Milliblog Weeklies – India’s only multilingual, weekly new music playlist.
Week 67: On JioSaavn | On YouTube
11 songs this week.
10 each in JioSaavn and YouTube, but not the same 10 🙂 The YouTube playlist is missing Nee from , while the JioSaavn playlist is missing & Ee Thazhvara from the same film. Apparently, Manorama Music completely bungled it on JioSaavn. ‘Nee
Kalank Title Song – Kalank (Pritam) – Hindi: Kalank’s title song was out on YouTube last Friday, and I waited all of Saturday and some of Sunday for the full, actual song on streaming platforms like JioSaavn. Reason? The YouTube version was a severely mauled 2:23 version of the actual song that plays for 5:11. When you listen to the full version, you see how beautifully and carefully Pritam has constructed it.
When the first ‘Kalank nahi ishq hai kaajal piya’ happens, Pritam lets Arijit taper that high with a set of ‘Piya piya’ and moves on to the antara. When the second ‘Kalank nahi ishq hai kaajal piya’ happens, 3/4ths into the song, then the sound reduces in the backdrop and after a second of complete silence at 3:47, Pritam mounts his pièce de résistance – that delightful sufi-style harmonious ‘Main Tera’ phrase.

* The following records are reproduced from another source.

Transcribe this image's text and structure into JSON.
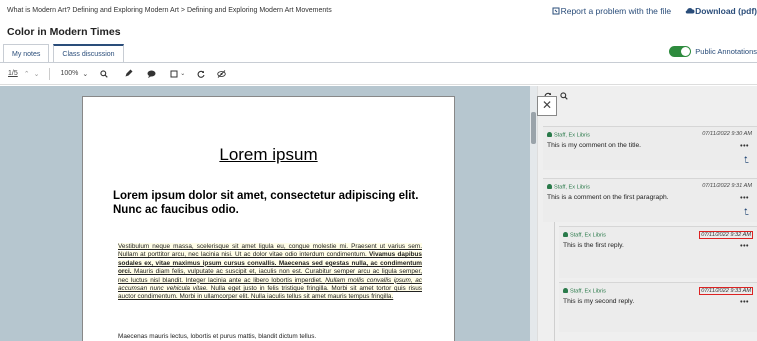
{
  "breadcrumb": "What is Modern Art? Defining and Exploring Modern Art > Defining and Exploring Modern Art Movements",
  "header_actions": {
    "report": "Report a problem with the file",
    "download": "Download (pdf)"
  },
  "page_title": "Color in Modern Times",
  "tabs": [
    "My notes",
    "Class discussion"
  ],
  "public_toggle": {
    "label": "Public Annotations",
    "on": true
  },
  "toolbar": {
    "page": "1/5",
    "zoom": "100%"
  },
  "document": {
    "heading": "Lorem ipsum",
    "subheading": "Lorem ipsum dolor sit amet, consectetur adipiscing elit. Nunc ac faucibus odio.",
    "para1_a": "Vestibulum neque massa, scelerisque sit amet ligula eu, congue molestie mi. Praesent ut varius sem. Nullam at porttitor arcu, nec lacinia nisi. Ut ac dolor vitae odio interdum condimentum. ",
    "para1_b": "Vivamus dapibus sodales ex, vitae maximus ipsum cursus convallis. Maecenas sed egestas nulla, ac condimentum orci.",
    "para1_c": " Mauris diam felis, vulputate ac suscipit et, iaculis non est. Curabitur semper arcu ac ligula semper, nec luctus nisl blandit. Integer lacinia ante ac libero lobortis imperdiet. ",
    "para1_d": "Nullam mollis convallis ipsum, ac accumsan nunc vehicula vitae.",
    "para1_e": " Nulla eget justo in felis tristique fringilla. Morbi sit amet tortor quis risus auctor condimentum. Morbi in ullamcorper elit. Nulla iaculis tellus sit amet mauris tempus fringilla.",
    "para2": "Maecenas mauris lectus, lobortis et purus mattis, blandit dictum tellus."
  },
  "comments": [
    {
      "author": "Staff, Ex Libris",
      "time": "07/11/2022 9:30 AM",
      "text": "This is my comment on the title."
    },
    {
      "author": "Staff, Ex Libris",
      "time": "07/11/2022 9:31 AM",
      "text": "This is a comment on the first paragraph."
    },
    {
      "author": "Staff, Ex Libris",
      "time": "07/11/2022 9:32 AM",
      "text": "This is the first reply."
    },
    {
      "author": "Staff, Ex Libris",
      "time": "07/11/2022 9:33 AM",
      "text": "This is my second reply."
    }
  ]
}
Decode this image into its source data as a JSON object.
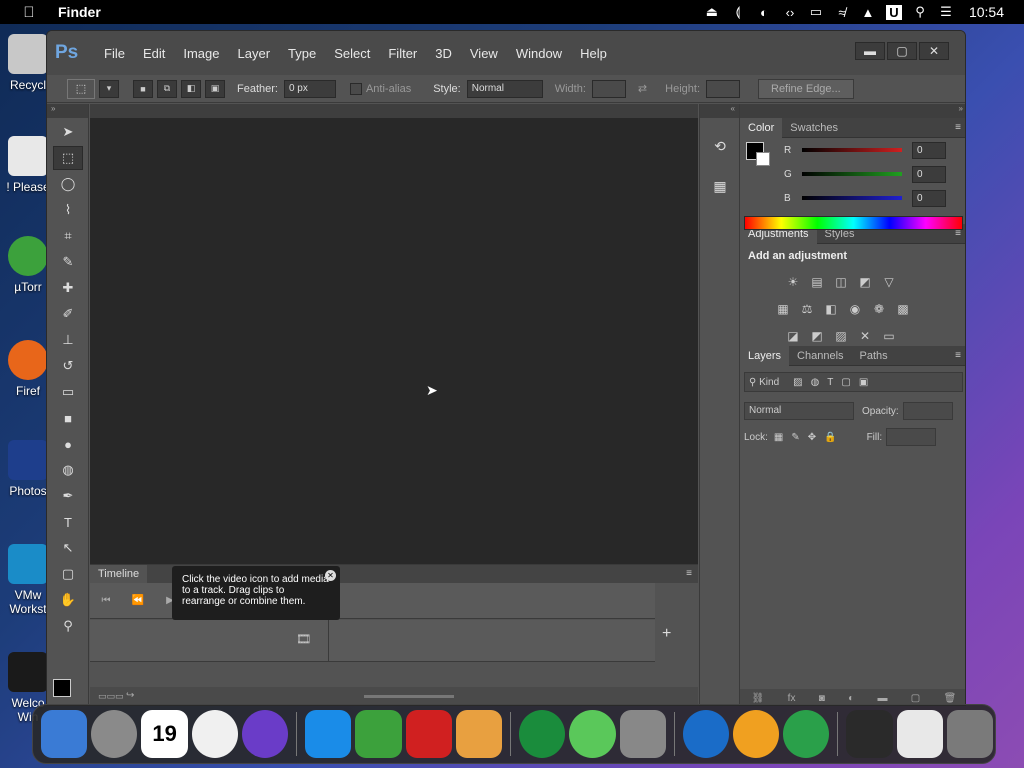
{
  "menubar": {
    "apple_icon": "apple-icon",
    "app_name": "Finder",
    "clock": "10:54",
    "status_icons": [
      "upload-icon",
      "bracket-icon",
      "contrast-icon",
      "code-icon",
      "display-icon",
      "wifi-off-icon",
      "eject-icon",
      "u-icon",
      "search-icon",
      "control-center-icon"
    ],
    "u_icon_label": "U"
  },
  "desktop": {
    "icons": [
      {
        "label": "Recycl",
        "icon": "recycle-bin-icon",
        "color": "#c8c8c8"
      },
      {
        "label": "! Please",
        "icon": "notepad-icon",
        "color": "#e8e8e8"
      },
      {
        "label": "µTorr",
        "icon": "utorrent-icon",
        "color": "#3ca13c"
      },
      {
        "label": "Firef",
        "icon": "firefox-icon",
        "color": "#e8661a"
      },
      {
        "label": "Photos",
        "icon": "photoshop-icon",
        "color": "#1e3e8c"
      },
      {
        "label": "VMw\nWorkst",
        "icon": "vmware-icon",
        "color": "#1a8cc8"
      },
      {
        "label": "Welco\nWin",
        "icon": "windows-icon",
        "color": "#1a1a1a"
      }
    ]
  },
  "photoshop": {
    "logo": "Ps",
    "menu": [
      "File",
      "Edit",
      "Image",
      "Layer",
      "Type",
      "Select",
      "Filter",
      "3D",
      "View",
      "Window",
      "Help"
    ],
    "window_buttons": [
      "minimize",
      "maximize",
      "close"
    ],
    "window_button_glyphs": [
      "▬",
      "▢",
      "✕"
    ],
    "options": {
      "feather_label": "Feather:",
      "feather_value": "0 px",
      "antialias_label": "Anti-alias",
      "style_label": "Style:",
      "style_value": "Normal",
      "width_label": "Width:",
      "height_label": "Height:",
      "refine_edge": "Refine Edge..."
    },
    "tools": [
      "move-tool-icon",
      "marquee-tool-icon",
      "lasso-tool-icon",
      "quick-select-tool-icon",
      "crop-tool-icon",
      "eyedropper-tool-icon",
      "healing-brush-tool-icon",
      "brush-tool-icon",
      "clone-stamp-tool-icon",
      "history-brush-tool-icon",
      "eraser-tool-icon",
      "gradient-tool-icon",
      "blur-tool-icon",
      "dodge-tool-icon",
      "pen-tool-icon",
      "type-tool-icon",
      "path-select-tool-icon",
      "rectangle-tool-icon",
      "hand-tool-icon",
      "zoom-tool-icon"
    ],
    "tool_glyphs": [
      "➤",
      "⬚",
      "◯",
      "⌇",
      "⌗",
      "✎",
      "✚",
      "✐",
      "⊥",
      "↺",
      "▭",
      "■",
      "●",
      "◍",
      "✒",
      "T",
      "↖",
      "▢",
      "✋",
      "⚲"
    ],
    "timeline": {
      "tab": "Timeline",
      "tooltip": "Click the video icon to add media to a track. Drag clips to rearrange or combine them."
    },
    "color_panel": {
      "tabs": [
        "Color",
        "Swatches"
      ],
      "channels": [
        {
          "name": "R",
          "value": "0",
          "color": "#d02020"
        },
        {
          "name": "G",
          "value": "0",
          "color": "#20a020"
        },
        {
          "name": "B",
          "value": "0",
          "color": "#2020d0"
        }
      ]
    },
    "adjustments_panel": {
      "tabs": [
        "Adjustments",
        "Styles"
      ],
      "title": "Add an adjustment",
      "rows": [
        [
          "brightness-icon",
          "levels-icon",
          "curves-icon",
          "exposure-icon",
          "vibrance-icon"
        ],
        [
          "hue-saturation-icon",
          "color-balance-icon",
          "black-white-icon",
          "photo-filter-icon",
          "channel-mixer-icon",
          "color-lookup-icon"
        ],
        [
          "invert-icon",
          "posterize-icon",
          "threshold-icon",
          "selective-color-icon",
          "gradient-map-icon"
        ]
      ],
      "glyphs": [
        [
          "☀",
          "▤",
          "◫",
          "◩",
          "▽"
        ],
        [
          "▦",
          "⚖",
          "◧",
          "◉",
          "❁",
          "▩"
        ],
        [
          "◪",
          "◩",
          "▨",
          "✕",
          "▭"
        ]
      ]
    },
    "layers_panel": {
      "tabs": [
        "Layers",
        "Channels",
        "Paths"
      ],
      "filter_label": "Kind",
      "blend_mode": "Normal",
      "opacity_label": "Opacity:",
      "lock_label": "Lock:",
      "fill_label": "Fill:"
    }
  },
  "dock": {
    "apps": [
      {
        "name": "finder-icon",
        "color": "#3a7bd5"
      },
      {
        "name": "launchpad-icon",
        "color": "#8a8a8a"
      },
      {
        "name": "calendar-icon",
        "color": "#ffffff",
        "label": "19"
      },
      {
        "name": "clock-icon",
        "color": "#f0f0f0"
      },
      {
        "name": "siri-icon",
        "color": "#6a3cc8"
      },
      {
        "name": "safari-icon",
        "color": "#1a8ce8"
      },
      {
        "name": "utorrent-icon",
        "color": "#3ca13c"
      },
      {
        "name": "parallels-icon",
        "color": "#d02020"
      },
      {
        "name": "preview-icon",
        "color": "#e8a040"
      },
      {
        "name": "collabsys-icon",
        "color": "#1a8c3c"
      },
      {
        "name": "link-icon",
        "color": "#5ac85a"
      },
      {
        "name": "utilities-icon",
        "color": "#888888"
      },
      {
        "name": "www-icon",
        "color": "#1a6cc8"
      },
      {
        "name": "downloader-icon",
        "color": "#f0a020"
      },
      {
        "name": "network-icon",
        "color": "#2aa04a"
      },
      {
        "name": "window-thumb-1-icon",
        "color": "#2a2a2a"
      },
      {
        "name": "window-thumb-2-icon",
        "color": "#e8e8e8"
      },
      {
        "name": "trash-icon",
        "color": "#7a7a7a"
      }
    ]
  }
}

In the YouTube version, there is no build-up to this brilliant part of the song – it just appears at the end of ‘one’ of the ‘Kalank nahi ishq hai kaajal piya’ and that’s a terrible injustice to the way the song was imagined by the composer.

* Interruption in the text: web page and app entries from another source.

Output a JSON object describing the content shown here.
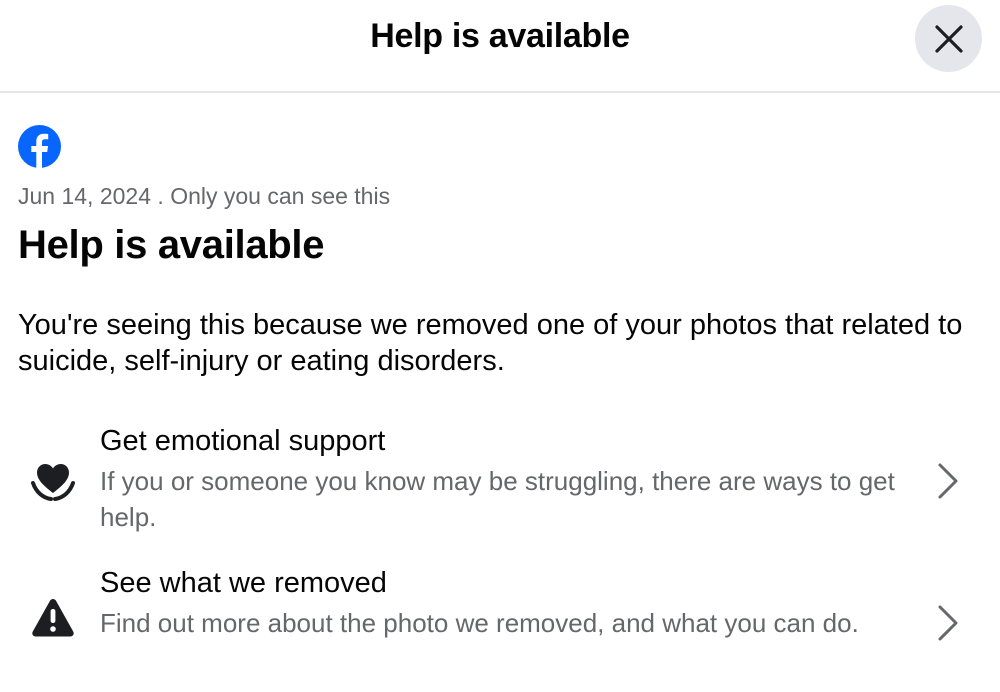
{
  "header": {
    "title": "Help is available",
    "close_icon": "close-icon"
  },
  "notice": {
    "logo_icon": "facebook-logo-icon",
    "date": "Jun 14, 2024",
    "separator": " . ",
    "visibility": "Only you can see this",
    "title": "Help is available",
    "body": "You're seeing this because we removed one of your photos that related to suicide, self-injury or eating disorders."
  },
  "options": [
    {
      "icon": "heart-hands-icon",
      "title": "Get emotional support",
      "description": "If you or someone you know may be struggling, there are ways to get help.",
      "chevron_icon": "chevron-right-icon"
    },
    {
      "icon": "warning-triangle-icon",
      "title": "See what we removed",
      "description": "Find out more about the photo we removed, and what you can do.",
      "chevron_icon": "chevron-right-icon"
    }
  ],
  "colors": {
    "facebook_blue": "#0866ff",
    "secondary_text": "#65676b",
    "primary_text": "#050505",
    "close_button_bg": "#e4e6eb"
  }
}
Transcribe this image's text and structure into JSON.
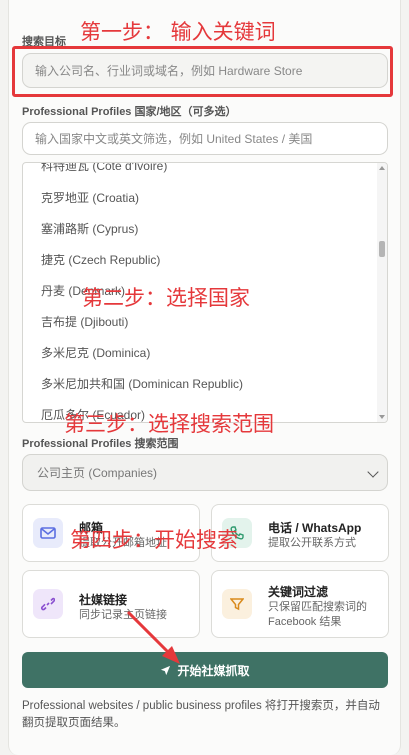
{
  "search_target": {
    "label": "搜索目标",
    "placeholder": "输入公司名、行业词或域名，例如 Hardware Store"
  },
  "countries": {
    "label": "Professional Profiles 国家/地区（可多选）",
    "filter_placeholder": "输入国家中文或英文筛选，例如 United States / 美国",
    "items": [
      "科特迪瓦 (Côte d'Ivoire)",
      "克罗地亚 (Croatia)",
      "塞浦路斯 (Cyprus)",
      "捷克 (Czech Republic)",
      "丹麦 (Denmark)",
      "吉布提 (Djibouti)",
      "多米尼克 (Dominica)",
      "多米尼加共和国 (Dominican Republic)",
      "厄瓜多尔 (Ecuador)"
    ]
  },
  "scope": {
    "label": "Professional Profiles 搜索范围",
    "selected": "公司主页 (Companies)"
  },
  "cards": [
    {
      "title": "邮箱",
      "desc": "提取公开邮箱地址",
      "icon": "mail-icon",
      "color": "#5b6ee1",
      "bg": "#e8ebfb"
    },
    {
      "title": "电话 / WhatsApp",
      "desc": "提取公开联系方式",
      "icon": "phone-icon",
      "color": "#2f9a6e",
      "bg": "#e3f3ec"
    },
    {
      "title": "社媒链接",
      "desc": "同步记录主页链接",
      "icon": "link-icon",
      "color": "#8a4fd0",
      "bg": "#efe6fa"
    },
    {
      "title": "关键词过滤",
      "desc": "只保留匹配搜索词的 Facebook 结果",
      "icon": "filter-icon",
      "color": "#d98a1c",
      "bg": "#fbf0de"
    }
  ],
  "start_button": {
    "label": "开始社媒抓取"
  },
  "footer": {
    "text": "Professional websites / public business profiles 将打开搜索页，并自动翻页提取页面结果。"
  },
  "annotations": {
    "step1": "第一步： 输入关键词",
    "step2": "第二步：选择国家",
    "step3": "第三步：选择搜索范围",
    "step4": "第四步：开始搜索"
  },
  "colors": {
    "accent": "#3f7265",
    "annotation": "#e5383b"
  }
}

I love the fact that Pritam resisted using this killer line at the end of the mukhda and retains it for the song’s end and let it slowly end the song. The single-use of the most catchy part of the song reminded me of A.R.Rahman’s decision to use just once in the entire song the ‘Kabhi kabhi jaane-jaana dil de dil le dil de dil lene ka socho to’ part in Rangeela’s Mangta Hai Kya. There was an opportunity to use it again in the 2nd paragraph, but he resists and let that one high remain special!
Channa – Gun Pe Done (Rimi Dhar) – Hindi: Another woman composer in Hindi… and that’s reason enough to celebrate! But, of the 3 songs in the soundtrack, only one is worth listening to. And it features Chinmayi’s vocals, besides Jasim Sharma! The song is easily something you’d expect in a Vishal-Shekhar album – very pleasing melody that sits easy on the ears. Jasim and Chinmayi sing it very, very well!
Rasaathi Nenja – 7UP Madras Gig, Season 2 (Dharan Kumar) – Tamil: Yuvan Shankar Raja continues to sound considerably better when he is called by other composers to sing for them, than he singing his own tune. This song is a fantastic example of that bizarre phenomenon even as he tries his best to go off-key… and Dharan valiantly ‘adjusts’ those parts with technology. Dharan tune works effortlessly, with a flashy and incredibly catchy hook. This Madras Gig is off to a super start in the 2nd season too!
BulReddy – Sita (Anup Rubens) – Telugu: Catchy, masala Telugu song that has a very, very identifiable hook in “Reddygari Kurrallua Etta,
Prema Vennela – Chitralahari (Devi Sri Prasad) – Telugu: DSP is good form yet again. Kishore’s sitar is a constant companion in the song, and that softly lilting rhythm keeps things endearing. Sudharshan Ashok’s gentle singing style adds to the song’s charm.
Lagliya Godi Tujhi – Kaagar (A.V.Prafullachandra) – Marathi: A.V.Prafullachandra made himself known undeniably with ‘Naal’ last year. He produces a fantastic encore with this song! The music and tune is as good and eclectic as Naal! The singing by Shashaa Tirupathi and Harshavardhan Wavre, in particular, is absolutely lovely, with both of them almost conversing in tune, sneaking up on each other stealthily. I loved that first interlude where after a ‘Tak tik tik’ phrase and a folk rhythm the shehnai’ish sound just vaporizes without a tune! And that ending, with ‘Agagaga ga’ and ‘Arrere nai nai’ is a brilliant touch 🙂
Kobe Ashbe – Mukherjee Dar Bou (Indraadip Dasgupta) – Bengali: Besides Indraadip’s wonderfully soft melody, Ishan Mitra’s singing truly elevates the song to a new high. The tune, for some reason, took me back to A.R.Rahman’s Tenali song, ‘Swasame’.
Ee Thazhvara –
Nee Mukilo – Uyare (Gopi Sundar) – Malayalam: Nee Mukilo possibly has a whiff of Vaaname Ellai’s Nee Aandavanaa. The melody has a spritely rhythm that took me back to Raja’s musical style too, particularly the interludes and anupallavi.
Punto G – Karol G: Slow and incredibly seductive! Colombian star Karol G seems unstoppable with such catchy music!
This Life – Vampire Weekend: A new single from Vampire Weekend’s upcoming album, Father of the Bride. A lovely guitar’y bounce that is a definite throwback to the classic rock/pop. Wonderful listen!